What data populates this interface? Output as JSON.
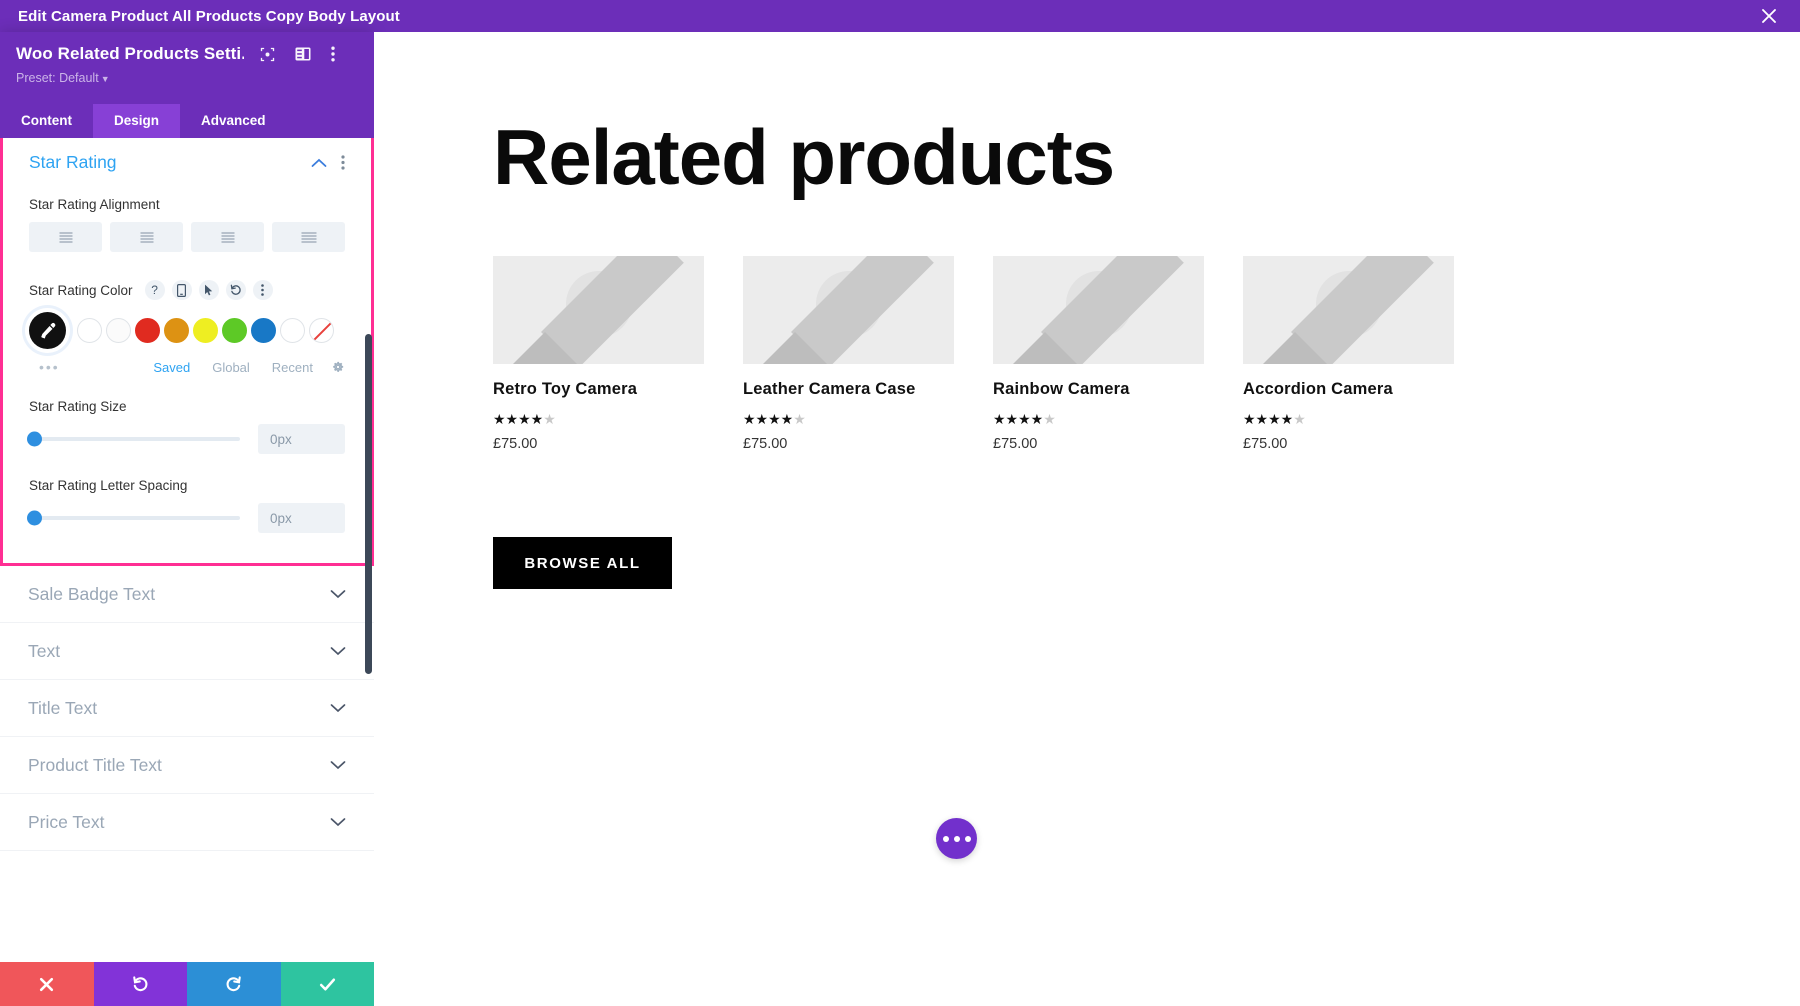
{
  "titlebar": {
    "title": "Edit Camera Product All Products Copy Body Layout",
    "close_icon": "close-icon"
  },
  "panel": {
    "module_title": "Woo Related Products Setti...",
    "preset_label": "Preset: Default",
    "header_icons": [
      "focus-target-icon",
      "layout-split-icon",
      "kebab-menu-icon"
    ],
    "tabs": [
      {
        "label": "Content",
        "active": false
      },
      {
        "label": "Design",
        "active": true
      },
      {
        "label": "Advanced",
        "active": false
      }
    ],
    "open_section": {
      "title": "Star Rating",
      "collapse_icon": "chevron-up-icon",
      "options_icon": "kebab-menu-icon",
      "alignment": {
        "label": "Star Rating Alignment",
        "options": [
          "align-left-icon",
          "align-center-icon",
          "align-right-icon",
          "align-justify-icon"
        ],
        "selected_index": -1
      },
      "color": {
        "label": "Star Rating Color",
        "tool_icons": [
          "help-icon",
          "responsive-mobile-icon",
          "hover-cursor-icon",
          "reset-undo-icon",
          "kebab-menu-icon"
        ],
        "selected_swatch_icon": "eyedropper-icon",
        "swatches": [
          {
            "name": "white",
            "hex": "#ffffff"
          },
          {
            "name": "off-white",
            "hex": "#fbfbfb"
          },
          {
            "name": "red",
            "hex": "#e02b20"
          },
          {
            "name": "orange",
            "hex": "#dd9213"
          },
          {
            "name": "yellow",
            "hex": "#eeee22"
          },
          {
            "name": "green",
            "hex": "#5dc926"
          },
          {
            "name": "blue",
            "hex": "#1878c6"
          },
          {
            "name": "white-2",
            "hex": "#ffffff"
          },
          {
            "name": "transparent",
            "hex": "#ffffff"
          }
        ],
        "more_dots": "•••",
        "palette_tabs": [
          {
            "label": "Saved",
            "active": true
          },
          {
            "label": "Global",
            "active": false
          },
          {
            "label": "Recent",
            "active": false
          }
        ],
        "settings_icon": "gear-icon"
      },
      "size": {
        "label": "Star Rating Size",
        "value": "0px",
        "slider_percent": 0
      },
      "letter_spacing": {
        "label": "Star Rating Letter Spacing",
        "value": "0px",
        "slider_percent": 0
      }
    },
    "collapsed_sections": [
      {
        "title": "Sale Badge Text",
        "chevron": "chevron-down-icon"
      },
      {
        "title": "Text",
        "chevron": "chevron-down-icon"
      },
      {
        "title": "Title Text",
        "chevron": "chevron-down-icon"
      },
      {
        "title": "Product Title Text",
        "chevron": "chevron-down-icon"
      },
      {
        "title": "Price Text",
        "chevron": "chevron-down-icon"
      }
    ],
    "actions": [
      {
        "name": "cancel",
        "icon": "x-icon",
        "color": "#f0565a"
      },
      {
        "name": "undo",
        "icon": "undo-arrow-icon",
        "color": "#8233d8"
      },
      {
        "name": "redo",
        "icon": "redo-arrow-icon",
        "color": "#2c8fd6"
      },
      {
        "name": "save",
        "icon": "check-icon",
        "color": "#2ec4a0"
      }
    ]
  },
  "preview": {
    "heading": "Related products",
    "products": [
      {
        "title": "Retro Toy Camera",
        "rating_filled": 4,
        "rating_total": 5,
        "price": "£75.00"
      },
      {
        "title": "Leather Camera Case",
        "rating_filled": 4,
        "rating_total": 5,
        "price": "£75.00"
      },
      {
        "title": "Rainbow Camera",
        "rating_filled": 4,
        "rating_total": 5,
        "price": "£75.00"
      },
      {
        "title": "Accordion Camera",
        "rating_filled": 4,
        "rating_total": 5,
        "price": "£75.00"
      }
    ],
    "browse_button": "BROWSE ALL",
    "fab_icon": "more-options-icon"
  },
  "colors": {
    "brand_purple": "#6c2eb9",
    "tab_active": "#8740d6",
    "highlight_pink": "#ff2e93",
    "link_blue": "#2ea3f2"
  }
}
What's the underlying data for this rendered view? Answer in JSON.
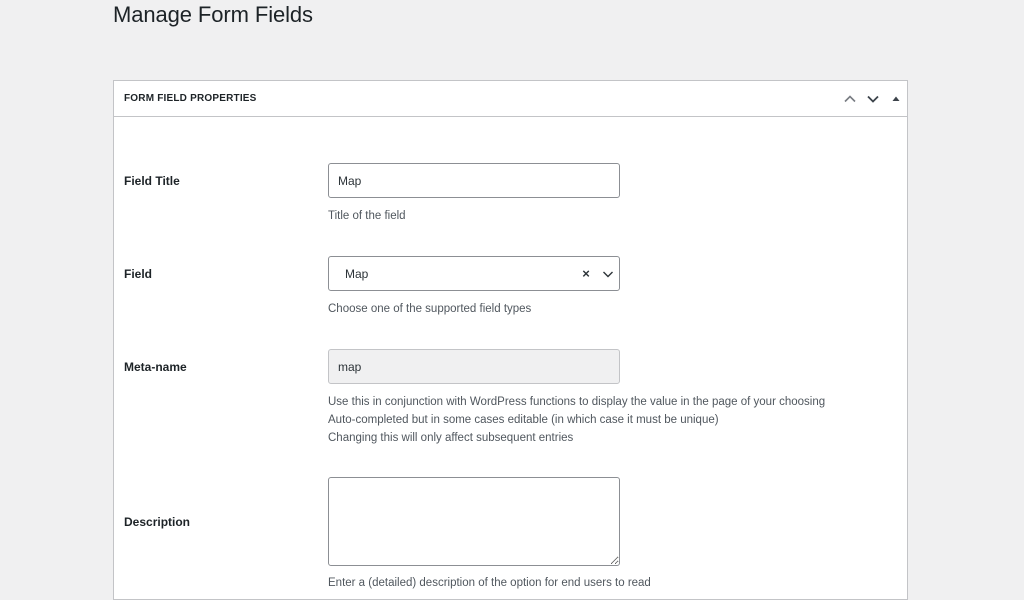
{
  "page": {
    "title": "Manage Form Fields"
  },
  "postbox": {
    "title": "FORM FIELD PROPERTIES",
    "icons": [
      "chevron-up-icon",
      "chevron-down-icon",
      "triangle-up-icon"
    ]
  },
  "fields": {
    "field_title": {
      "label": "Field Title",
      "value": "Map",
      "help": "Title of the field"
    },
    "field_type": {
      "label": "Field",
      "selected": "Map",
      "clear_glyph": "×",
      "help": "Choose one of the supported field types"
    },
    "meta_name": {
      "label": "Meta-name",
      "value": "map",
      "help": [
        "Use this in conjunction with WordPress functions to display the value in the page of your choosing",
        "Auto-completed but in some cases editable (in which case it must be unique)",
        "Changing this will only affect subsequent entries"
      ]
    },
    "description": {
      "label": "Description",
      "value": "",
      "help": "Enter a (detailed) description of the option for end users to read"
    }
  },
  "colors": {
    "background": "#f0f0f1",
    "panel": "#ffffff",
    "border": "#c3c4c7",
    "input_border": "#8c8f94",
    "text": "#1d2327",
    "help_text": "#50575e",
    "icon": "#787c82"
  }
}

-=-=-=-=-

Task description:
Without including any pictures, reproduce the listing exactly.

Output for this exercise:
What data populates this interface? Output as JSON.
{
  "titlebar": {
    "title": "Edit Camera Product All Products Copy Body Layout",
    "close_icon": "close-icon"
  },
  "panel": {
    "module_title": "Woo Related Products Setti...",
    "preset_label": "Preset: Default",
    "header_icons": [
      "focus-target-icon",
      "layout-split-icon",
      "kebab-menu-icon"
    ],
    "tabs": [
      {
        "label": "Content",
        "active": false
      },
      {
        "label": "Design",
        "active": true
      },
      {
        "label": "Advanced",
        "active": false
      }
    ],
    "open_section": {
      "title": "Star Rating",
      "collapse_icon": "chevron-up-icon",
      "options_icon": "kebab-menu-icon",
      "alignment": {
        "label": "Star Rating Alignment",
        "options": [
          "align-left-icon",
          "align-center-icon",
          "align-right-icon",
          "align-justify-icon"
        ],
        "selected_index": -1
      },
      "color": {
        "label": "Star Rating Color",
        "tool_icons": [
          "help-icon",
          "responsive-mobile-icon",
          "hover-cursor-icon",
          "reset-undo-icon",
          "kebab-menu-icon"
        ],
        "selected_swatch_icon": "eyedropper-icon",
        "swatches": [
          {
            "name": "white",
            "hex": "#ffffff"
          },
          {
            "name": "off-white",
            "hex": "#fbfbfb"
          },
          {
            "name": "red",
            "hex": "#e02b20"
          },
          {
            "name": "orange",
            "hex": "#dd9213"
          },
          {
            "name": "yellow",
            "hex": "#eeee22"
          },
          {
            "name": "green",
            "hex": "#5dc926"
          },
          {
            "name": "blue",
            "hex": "#1878c6"
          },
          {
            "name": "white-2",
            "hex": "#ffffff"
          },
          {
            "name": "transparent",
            "hex": "#ffffff"
          }
        ],
        "more_dots": "•••",
        "palette_tabs": [
          {
            "label": "Saved",
            "active": true
          },
          {
            "label": "Global",
            "active": false
          },
          {
            "label": "Recent",
            "active": false
          }
        ],
        "settings_icon": "gear-icon"
      },
      "size": {
        "label": "Star Rating Size",
        "value": "0px",
        "slider_percent": 0
      },
      "letter_spacing": {
        "label": "Star Rating Letter Spacing",
        "value": "0px",
        "slider_percent": 0
      }
    },
    "collapsed_sections": [
      {
        "title": "Sale Badge Text",
        "chevron": "chevron-down-icon"
      },
      {
        "title": "Text",
        "chevron": "chevron-down-icon"
      },
      {
        "title": "Title Text",
        "chevron": "chevron-down-icon"
      },
      {
        "title": "Product Title Text",
        "chevron": "chevron-down-icon"
      },
      {
        "title": "Price Text",
        "chevron": "chevron-down-icon"
      }
    ],
    "actions": [
      {
        "name": "cancel",
        "icon": "x-icon",
        "color": "#f0565a"
      },
      {
        "name": "undo",
        "icon": "undo-arrow-icon",
        "color": "#8233d8"
      },
      {
        "name": "redo",
        "icon": "redo-arrow-icon",
        "color": "#2c8fd6"
      },
      {
        "name": "save",
        "icon": "check-icon",
        "color": "#2ec4a0"
      }
    ]
  },
  "preview": {
    "heading": "Related products",
    "products": [
      {
        "title": "Retro Toy Camera",
        "rating_filled": 4,
        "rating_total": 5,
        "price": "£75.00"
      },
      {
        "title": "Leather Camera Case",
        "rating_filled": 4,
        "rating_total": 5,
        "price": "£75.00"
      },
      {
        "title": "Rainbow Camera",
        "rating_filled": 4,
        "rating_total": 5,
        "price": "£75.00"
      },
      {
        "title": "Accordion Camera",
        "rating_filled": 4,
        "rating_total": 5,
        "price": "£75.00"
      }
    ],
    "browse_button": "BROWSE ALL",
    "fab_icon": "more-options-icon"
  },
  "colors": {
    "brand_purple": "#6c2eb9",
    "tab_active": "#8740d6",
    "highlight_pink": "#ff2e93",
    "link_blue": "#2ea3f2"
  }
}
What's the underlying data for this rendered view? Answer in JSON.
{
  "page": {
    "title": "Manage Form Fields"
  },
  "postbox": {
    "title": "FORM FIELD PROPERTIES",
    "icons": [
      "chevron-up-icon",
      "chevron-down-icon",
      "triangle-up-icon"
    ]
  },
  "fields": {
    "field_title": {
      "label": "Field Title",
      "value": "Map",
      "help": "Title of the field"
    },
    "field_type": {
      "label": "Field",
      "selected": "Map",
      "clear_glyph": "×",
      "help": "Choose one of the supported field types"
    },
    "meta_name": {
      "label": "Meta-name",
      "value": "map",
      "help": [
        "Use this in conjunction with WordPress functions to display the value in the page of your choosing",
        "Auto-completed but in some cases editable (in which case it must be unique)",
        "Changing this will only affect subsequent entries"
      ]
    },
    "description": {
      "label": "Description",
      "value": "",
      "help": "Enter a (detailed) description of the option for end users to read"
    }
  },
  "colors": {
    "background": "#f0f0f1",
    "panel": "#ffffff",
    "border": "#c3c4c7",
    "input_border": "#8c8f94",
    "text": "#1d2327",
    "help_text": "#50575e",
    "icon": "#787c82"
  }
}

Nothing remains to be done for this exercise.